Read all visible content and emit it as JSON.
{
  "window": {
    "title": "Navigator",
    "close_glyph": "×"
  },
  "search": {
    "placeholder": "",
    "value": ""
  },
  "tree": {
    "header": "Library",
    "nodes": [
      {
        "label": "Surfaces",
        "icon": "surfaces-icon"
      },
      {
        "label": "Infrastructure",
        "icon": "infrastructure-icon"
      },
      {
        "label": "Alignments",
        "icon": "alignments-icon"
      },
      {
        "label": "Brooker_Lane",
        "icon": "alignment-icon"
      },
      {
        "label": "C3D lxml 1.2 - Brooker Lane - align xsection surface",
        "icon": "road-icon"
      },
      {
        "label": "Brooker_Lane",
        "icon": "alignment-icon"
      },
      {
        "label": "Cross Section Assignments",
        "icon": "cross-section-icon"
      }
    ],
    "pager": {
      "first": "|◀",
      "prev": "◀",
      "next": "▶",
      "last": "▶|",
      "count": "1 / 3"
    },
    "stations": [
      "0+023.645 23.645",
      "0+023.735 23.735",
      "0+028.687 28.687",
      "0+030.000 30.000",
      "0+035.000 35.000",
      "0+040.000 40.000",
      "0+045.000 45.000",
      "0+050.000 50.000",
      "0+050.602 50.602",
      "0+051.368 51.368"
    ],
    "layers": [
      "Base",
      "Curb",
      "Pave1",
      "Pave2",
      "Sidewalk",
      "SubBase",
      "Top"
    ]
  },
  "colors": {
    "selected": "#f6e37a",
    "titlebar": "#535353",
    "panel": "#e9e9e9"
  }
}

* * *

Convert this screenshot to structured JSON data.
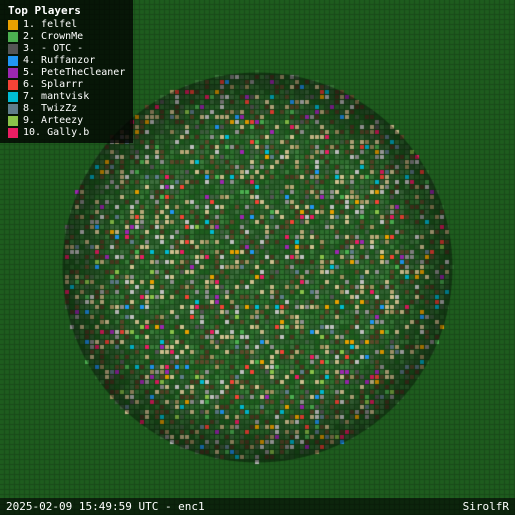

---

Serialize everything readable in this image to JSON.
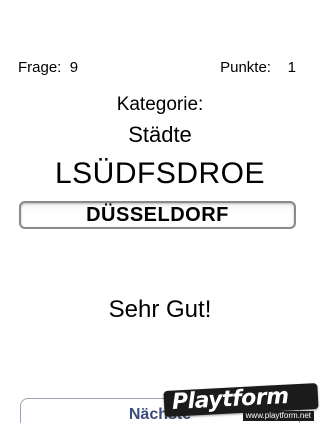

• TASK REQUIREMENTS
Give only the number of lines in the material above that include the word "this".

• RESPONSE
2